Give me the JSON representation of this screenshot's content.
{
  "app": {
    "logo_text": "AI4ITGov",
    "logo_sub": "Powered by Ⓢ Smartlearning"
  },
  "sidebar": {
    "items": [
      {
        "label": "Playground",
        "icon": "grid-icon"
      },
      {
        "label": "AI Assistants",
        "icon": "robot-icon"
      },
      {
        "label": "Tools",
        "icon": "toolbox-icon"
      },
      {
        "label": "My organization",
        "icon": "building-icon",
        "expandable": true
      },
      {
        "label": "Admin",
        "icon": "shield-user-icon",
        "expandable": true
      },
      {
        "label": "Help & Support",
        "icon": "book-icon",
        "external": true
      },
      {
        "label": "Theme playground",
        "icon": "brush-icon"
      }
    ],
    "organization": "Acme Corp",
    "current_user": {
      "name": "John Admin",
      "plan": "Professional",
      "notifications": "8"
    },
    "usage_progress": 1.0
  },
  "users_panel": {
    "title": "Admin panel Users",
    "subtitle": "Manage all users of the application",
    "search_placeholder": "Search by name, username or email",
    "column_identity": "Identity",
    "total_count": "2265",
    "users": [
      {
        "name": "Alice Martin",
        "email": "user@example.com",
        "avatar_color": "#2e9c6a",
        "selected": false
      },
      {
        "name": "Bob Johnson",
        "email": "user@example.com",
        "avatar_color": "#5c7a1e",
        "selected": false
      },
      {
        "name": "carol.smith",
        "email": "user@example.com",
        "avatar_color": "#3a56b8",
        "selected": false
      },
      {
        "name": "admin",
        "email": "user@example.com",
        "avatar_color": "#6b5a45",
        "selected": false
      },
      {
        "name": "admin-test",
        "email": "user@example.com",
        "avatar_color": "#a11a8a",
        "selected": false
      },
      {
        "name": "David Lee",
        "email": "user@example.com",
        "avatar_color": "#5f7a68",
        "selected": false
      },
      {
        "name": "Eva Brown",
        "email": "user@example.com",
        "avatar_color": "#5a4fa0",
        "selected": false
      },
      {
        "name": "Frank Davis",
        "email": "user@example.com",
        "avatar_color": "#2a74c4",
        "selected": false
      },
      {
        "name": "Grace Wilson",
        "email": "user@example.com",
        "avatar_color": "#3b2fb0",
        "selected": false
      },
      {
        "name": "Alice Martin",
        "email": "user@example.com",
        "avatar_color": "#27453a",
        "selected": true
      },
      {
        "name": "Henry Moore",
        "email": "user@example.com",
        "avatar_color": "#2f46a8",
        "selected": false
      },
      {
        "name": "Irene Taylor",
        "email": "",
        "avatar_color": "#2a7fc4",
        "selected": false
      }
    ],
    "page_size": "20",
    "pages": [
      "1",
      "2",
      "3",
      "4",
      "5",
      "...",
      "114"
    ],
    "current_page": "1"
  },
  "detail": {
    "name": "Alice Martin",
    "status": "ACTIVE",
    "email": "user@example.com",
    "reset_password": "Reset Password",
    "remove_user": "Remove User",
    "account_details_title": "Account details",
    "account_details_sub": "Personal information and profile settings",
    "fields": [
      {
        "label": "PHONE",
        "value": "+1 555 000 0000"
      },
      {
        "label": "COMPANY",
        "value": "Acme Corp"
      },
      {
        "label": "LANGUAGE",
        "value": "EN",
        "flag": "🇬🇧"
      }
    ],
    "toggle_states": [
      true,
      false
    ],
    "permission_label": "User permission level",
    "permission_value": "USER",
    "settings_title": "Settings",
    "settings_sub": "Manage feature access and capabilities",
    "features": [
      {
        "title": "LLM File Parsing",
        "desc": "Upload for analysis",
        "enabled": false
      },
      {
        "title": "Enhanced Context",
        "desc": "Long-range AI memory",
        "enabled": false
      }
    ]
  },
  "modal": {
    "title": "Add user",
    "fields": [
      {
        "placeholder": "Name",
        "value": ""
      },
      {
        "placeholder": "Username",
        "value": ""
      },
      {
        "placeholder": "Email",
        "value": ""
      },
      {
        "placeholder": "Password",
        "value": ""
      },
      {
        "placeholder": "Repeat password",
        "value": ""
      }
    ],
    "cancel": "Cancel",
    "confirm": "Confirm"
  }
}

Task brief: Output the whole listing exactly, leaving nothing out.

Problem solution:
Give me the JSON representation of this screenshot's content.
{
  "app": {
    "logo_text": "AI4ITGov",
    "logo_sub": "Powered by Ⓢ Smartlearning"
  },
  "sidebar": {
    "items": [
      {
        "label": "Playground",
        "icon": "grid-icon"
      },
      {
        "label": "AI Assistants",
        "icon": "robot-icon"
      },
      {
        "label": "Tools",
        "icon": "toolbox-icon"
      },
      {
        "label": "My organization",
        "icon": "building-icon",
        "expandable": true
      },
      {
        "label": "Admin",
        "icon": "shield-user-icon",
        "expandable": true
      },
      {
        "label": "Help & Support",
        "icon": "book-icon",
        "external": true
      },
      {
        "label": "Theme playground",
        "icon": "brush-icon"
      }
    ],
    "organization": "Acme Corp",
    "current_user": {
      "name": "John Admin",
      "plan": "Professional",
      "notifications": "8"
    },
    "usage_progress": 1.0
  },
  "users_panel": {
    "title": "Admin panel Users",
    "subtitle": "Manage all users of the application",
    "search_placeholder": "Search by name, username or email",
    "column_identity": "Identity",
    "total_count": "2265",
    "users": [
      {
        "name": "Alice Martin",
        "email": "user@example.com",
        "avatar_color": "#2e9c6a",
        "selected": false
      },
      {
        "name": "Bob Johnson",
        "email": "user@example.com",
        "avatar_color": "#5c7a1e",
        "selected": false
      },
      {
        "name": "carol.smith",
        "email": "user@example.com",
        "avatar_color": "#3a56b8",
        "selected": false
      },
      {
        "name": "admin",
        "email": "user@example.com",
        "avatar_color": "#6b5a45",
        "selected": false
      },
      {
        "name": "admin-test",
        "email": "user@example.com",
        "avatar_color": "#a11a8a",
        "selected": false
      },
      {
        "name": "David Lee",
        "email": "user@example.com",
        "avatar_color": "#5f7a68",
        "selected": false
      },
      {
        "name": "Eva Brown",
        "email": "user@example.com",
        "avatar_color": "#5a4fa0",
        "selected": false
      },
      {
        "name": "Frank Davis",
        "email": "user@example.com",
        "avatar_color": "#2a74c4",
        "selected": false
      },
      {
        "name": "Grace Wilson",
        "email": "user@example.com",
        "avatar_color": "#3b2fb0",
        "selected": false
      },
      {
        "name": "Alice Martin",
        "email": "user@example.com",
        "avatar_color": "#27453a",
        "selected": true
      },
      {
        "name": "Henry Moore",
        "email": "user@example.com",
        "avatar_color": "#2f46a8",
        "selected": false
      },
      {
        "name": "Irene Taylor",
        "email": "",
        "avatar_color": "#2a7fc4",
        "selected": false
      }
    ],
    "page_size": "20",
    "pages": [
      "1",
      "2",
      "3",
      "4",
      "5",
      "...",
      "114"
    ],
    "current_page": "1"
  },
  "detail": {
    "name": "Alice Martin",
    "status": "ACTIVE",
    "email": "user@example.com",
    "reset_password": "Reset Password",
    "remove_user": "Remove User",
    "account_details_title": "Account details",
    "account_details_sub": "Personal information and profile settings",
    "fields": [
      {
        "label": "PHONE",
        "value": "+1 555 000 0000"
      },
      {
        "label": "COMPANY",
        "value": "Acme Corp"
      },
      {
        "label": "LANGUAGE",
        "value": "EN",
        "flag": "🇬🇧"
      }
    ],
    "toggle_states": [
      true,
      false
    ],
    "permission_label": "User permission level",
    "permission_value": "USER",
    "settings_title": "Settings",
    "settings_sub": "Manage feature access and capabilities",
    "features": [
      {
        "title": "LLM File Parsing",
        "desc": "Upload for analysis",
        "enabled": false
      },
      {
        "title": "Enhanced Context",
        "desc": "Long-range AI memory",
        "enabled": false
      }
    ]
  },
  "modal": {
    "title": "Add user",
    "fields": [
      {
        "placeholder": "Name",
        "value": ""
      },
      {
        "placeholder": "Username",
        "value": ""
      },
      {
        "placeholder": "Email",
        "value": ""
      },
      {
        "placeholder": "Password",
        "value": ""
      },
      {
        "placeholder": "Repeat password",
        "value": ""
      }
    ],
    "cancel": "Cancel",
    "confirm": "Confirm"
  }
}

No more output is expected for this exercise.